With over 110km already under our wheels we slowly inched our way up the 1000m climb to the route’s high point at Duffers Saddle (1280m / 4200ft), regrouping with Bill and Brett for a group photo to celebrate. Sadly it was not all downhill to the finish, we still had another 50km and 500m up the Nevis Valley to get done. My legs were not impressed about the overtime in the saddle, so I had to channel Jens Voight and give them a talking to “Shut up legs, do as I tell you” before happily arriving at the rustic Garston Ski Hut at 9:30pm. It was our longest day by a couple of hours, but we felt like the lazy ones as we got into our cosy sleeping bags while a steady stream of Godzone adventure race teams trickled by, enveloped in their little bubbles of light and fatigue.

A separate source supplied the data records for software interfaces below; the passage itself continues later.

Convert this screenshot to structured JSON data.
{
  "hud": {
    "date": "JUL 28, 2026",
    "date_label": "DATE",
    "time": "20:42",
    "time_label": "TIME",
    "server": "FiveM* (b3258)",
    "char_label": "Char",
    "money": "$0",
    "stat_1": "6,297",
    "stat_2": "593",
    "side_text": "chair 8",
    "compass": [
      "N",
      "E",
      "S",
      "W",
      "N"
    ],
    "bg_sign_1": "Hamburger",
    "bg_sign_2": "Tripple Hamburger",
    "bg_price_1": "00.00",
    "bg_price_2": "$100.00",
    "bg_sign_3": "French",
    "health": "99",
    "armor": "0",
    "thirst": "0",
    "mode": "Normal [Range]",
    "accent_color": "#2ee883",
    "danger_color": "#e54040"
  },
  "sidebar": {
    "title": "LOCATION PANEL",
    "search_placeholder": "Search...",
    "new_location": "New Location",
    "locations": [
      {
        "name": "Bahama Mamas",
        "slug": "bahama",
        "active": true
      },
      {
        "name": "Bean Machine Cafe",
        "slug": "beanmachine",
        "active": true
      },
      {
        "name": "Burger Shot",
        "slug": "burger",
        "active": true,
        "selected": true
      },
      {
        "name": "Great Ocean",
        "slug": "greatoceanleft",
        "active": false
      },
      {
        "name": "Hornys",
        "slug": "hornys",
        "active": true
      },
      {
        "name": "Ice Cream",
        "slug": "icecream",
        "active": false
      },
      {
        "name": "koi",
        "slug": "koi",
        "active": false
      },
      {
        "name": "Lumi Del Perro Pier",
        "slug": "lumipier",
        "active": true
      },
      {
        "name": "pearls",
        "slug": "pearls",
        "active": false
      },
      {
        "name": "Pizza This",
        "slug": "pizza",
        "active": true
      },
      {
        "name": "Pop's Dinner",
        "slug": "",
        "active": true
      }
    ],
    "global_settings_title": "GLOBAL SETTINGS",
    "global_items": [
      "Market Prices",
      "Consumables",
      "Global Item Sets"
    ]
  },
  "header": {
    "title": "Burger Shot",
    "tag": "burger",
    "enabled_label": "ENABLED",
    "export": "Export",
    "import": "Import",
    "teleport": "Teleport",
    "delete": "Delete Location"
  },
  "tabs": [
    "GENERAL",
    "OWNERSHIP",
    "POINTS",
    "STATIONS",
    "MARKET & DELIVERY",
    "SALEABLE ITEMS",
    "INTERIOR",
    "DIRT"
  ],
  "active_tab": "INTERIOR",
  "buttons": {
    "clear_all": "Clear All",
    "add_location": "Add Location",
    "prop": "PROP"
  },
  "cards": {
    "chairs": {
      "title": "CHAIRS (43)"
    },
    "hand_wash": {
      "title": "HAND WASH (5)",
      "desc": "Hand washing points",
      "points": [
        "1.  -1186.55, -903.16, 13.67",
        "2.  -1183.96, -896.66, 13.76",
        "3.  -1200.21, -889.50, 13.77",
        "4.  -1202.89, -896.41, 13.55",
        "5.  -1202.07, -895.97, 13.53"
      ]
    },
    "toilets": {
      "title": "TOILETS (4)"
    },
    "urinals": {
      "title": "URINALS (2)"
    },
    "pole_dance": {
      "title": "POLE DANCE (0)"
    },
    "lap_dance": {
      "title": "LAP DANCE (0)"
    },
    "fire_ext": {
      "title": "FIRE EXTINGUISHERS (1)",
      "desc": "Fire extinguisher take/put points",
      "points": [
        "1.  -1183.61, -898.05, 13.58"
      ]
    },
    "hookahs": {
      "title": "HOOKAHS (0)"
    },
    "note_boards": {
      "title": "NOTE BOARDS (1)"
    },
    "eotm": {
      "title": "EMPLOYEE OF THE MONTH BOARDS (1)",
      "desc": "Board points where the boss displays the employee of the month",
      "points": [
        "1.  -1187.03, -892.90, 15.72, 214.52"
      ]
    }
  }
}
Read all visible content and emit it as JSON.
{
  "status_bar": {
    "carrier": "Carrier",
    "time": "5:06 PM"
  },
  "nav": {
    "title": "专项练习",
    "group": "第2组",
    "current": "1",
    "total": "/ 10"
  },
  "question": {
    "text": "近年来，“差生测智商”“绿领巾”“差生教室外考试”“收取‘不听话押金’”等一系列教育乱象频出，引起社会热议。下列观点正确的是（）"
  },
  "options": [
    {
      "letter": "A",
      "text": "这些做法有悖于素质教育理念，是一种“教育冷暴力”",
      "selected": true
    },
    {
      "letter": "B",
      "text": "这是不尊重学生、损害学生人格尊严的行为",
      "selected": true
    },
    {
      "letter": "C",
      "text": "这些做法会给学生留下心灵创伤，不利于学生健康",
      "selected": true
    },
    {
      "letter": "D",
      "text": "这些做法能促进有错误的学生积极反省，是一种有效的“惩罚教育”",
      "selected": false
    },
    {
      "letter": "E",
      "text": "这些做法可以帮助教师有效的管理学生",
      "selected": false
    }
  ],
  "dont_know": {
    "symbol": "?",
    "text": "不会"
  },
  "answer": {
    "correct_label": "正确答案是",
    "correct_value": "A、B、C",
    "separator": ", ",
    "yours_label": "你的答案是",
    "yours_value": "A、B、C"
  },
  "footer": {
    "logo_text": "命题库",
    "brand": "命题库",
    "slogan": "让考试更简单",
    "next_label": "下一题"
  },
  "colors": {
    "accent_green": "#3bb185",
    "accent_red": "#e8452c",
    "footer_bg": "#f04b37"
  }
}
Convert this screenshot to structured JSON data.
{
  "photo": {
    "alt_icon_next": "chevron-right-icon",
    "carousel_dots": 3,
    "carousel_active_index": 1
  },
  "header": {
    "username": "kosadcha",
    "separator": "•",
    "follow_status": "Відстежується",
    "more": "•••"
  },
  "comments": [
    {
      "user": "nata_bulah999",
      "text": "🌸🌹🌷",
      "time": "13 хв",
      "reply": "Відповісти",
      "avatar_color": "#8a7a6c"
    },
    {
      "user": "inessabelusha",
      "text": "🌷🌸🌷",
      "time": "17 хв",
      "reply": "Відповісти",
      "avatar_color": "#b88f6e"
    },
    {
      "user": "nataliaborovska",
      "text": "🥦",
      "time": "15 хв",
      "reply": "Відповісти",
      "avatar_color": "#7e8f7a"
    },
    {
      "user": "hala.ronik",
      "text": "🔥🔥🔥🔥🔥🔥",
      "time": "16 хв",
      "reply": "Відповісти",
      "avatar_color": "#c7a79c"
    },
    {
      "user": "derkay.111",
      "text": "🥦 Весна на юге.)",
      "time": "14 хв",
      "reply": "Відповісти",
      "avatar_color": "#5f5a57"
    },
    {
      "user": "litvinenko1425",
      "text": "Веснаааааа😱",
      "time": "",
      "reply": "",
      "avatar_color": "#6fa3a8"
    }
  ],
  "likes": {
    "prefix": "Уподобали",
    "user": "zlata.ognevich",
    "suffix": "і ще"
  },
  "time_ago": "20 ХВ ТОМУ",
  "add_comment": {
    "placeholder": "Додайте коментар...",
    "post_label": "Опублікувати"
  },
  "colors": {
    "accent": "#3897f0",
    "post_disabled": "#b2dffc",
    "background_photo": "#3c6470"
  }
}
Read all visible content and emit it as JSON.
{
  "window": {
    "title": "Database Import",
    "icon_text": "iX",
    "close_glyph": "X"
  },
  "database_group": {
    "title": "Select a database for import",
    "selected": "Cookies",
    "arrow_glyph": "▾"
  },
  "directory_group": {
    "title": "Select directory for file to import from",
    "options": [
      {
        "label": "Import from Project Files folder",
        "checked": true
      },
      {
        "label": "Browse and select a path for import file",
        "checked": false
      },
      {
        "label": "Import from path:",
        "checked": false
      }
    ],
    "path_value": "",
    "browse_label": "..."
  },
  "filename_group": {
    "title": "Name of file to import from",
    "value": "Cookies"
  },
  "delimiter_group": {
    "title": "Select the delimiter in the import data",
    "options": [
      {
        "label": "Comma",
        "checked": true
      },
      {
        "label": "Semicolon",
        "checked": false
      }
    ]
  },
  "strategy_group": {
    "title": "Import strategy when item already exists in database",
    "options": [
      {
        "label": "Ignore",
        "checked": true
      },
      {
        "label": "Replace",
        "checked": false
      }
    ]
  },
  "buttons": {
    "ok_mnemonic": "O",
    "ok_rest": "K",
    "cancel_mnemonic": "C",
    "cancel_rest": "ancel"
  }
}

What goes up must go down, and when it’s a 650m descent to hit The Coffee Bomb caravan in Garston it takes no time at all. The caffeine kept us rolling along nicely on the Round the Mountains Trail, though the chore of opening gates through the Southland farms got a little tedious. Our self appointed domestique Debbie kindly went ahead and made the job a little easier for those of us lagging behind. Never one to shirk her responsibilities, our chief apple taster Rachel checked a few more trees off on the way to Mossburn for a venison pie and, you guessed it, coffee top-up for the remaining leg to Te Anau. With just 125km to go we spent the evening socializing with other riders: the three B’s Bill, Brett and Bruce who we’d played tag with for the whole ride, Andrew and Hazel who’d finished earlier that day, and a couple of others just watching the dots this time around.

It had been 13 years since my last visit to Fiordland National Park, part of Te Wähipounamu-South West New Zealand UNESCO World Heritage Area, and I’d forgotten how dramatic the stunning sheer-sided alpine scenery was. Needless to say the last day was our slowest, as we rode along craning our necks to try and take it all in, and making countless photo stops.

The superb views made up for the lack of apples and cafes though we did come across a surprise coffee cart at Mirror Lakes, and Rachel found an apple in her bag she’d stashed days earlier. There was still 1650m of climbing to do but we enjoyed every slow minute of it, especially without the pre-Covid tourist traffic levels, and we had the road virtually to ourselves. The final prize was the 900m descent from the entrance of Homer Tunnel down to Piopiotahi/Milford Sound an exhilarating finish to an already memorable ride. There was no fanfare but we did arrive to a one-man welcoming committee waiting to take our photo in front of the iconic view of Mitre Peak, and buy us a beer cheers Bill!

Thanks to everyone for the dot-watching and support, especially to the trail angels and the locals that went the extra mile during the event it was very much appreciated. The photos might make it look like a holiday but my legs and backside beg to differ.

Total time 9d 9h 9m

Distance 1480km / 920m

Elevation gain 16,764m / 55,000ft

Thanks to the following for their support:

  • Otso Cycles and Wolftooth Components
  • Revelate Designs
  • Big Agnes
  • Sungod sunglasses
  • Biomaxa
  • Passchier Handlebars

Photos: Hana Black, Rachel Berry, Bill Brierley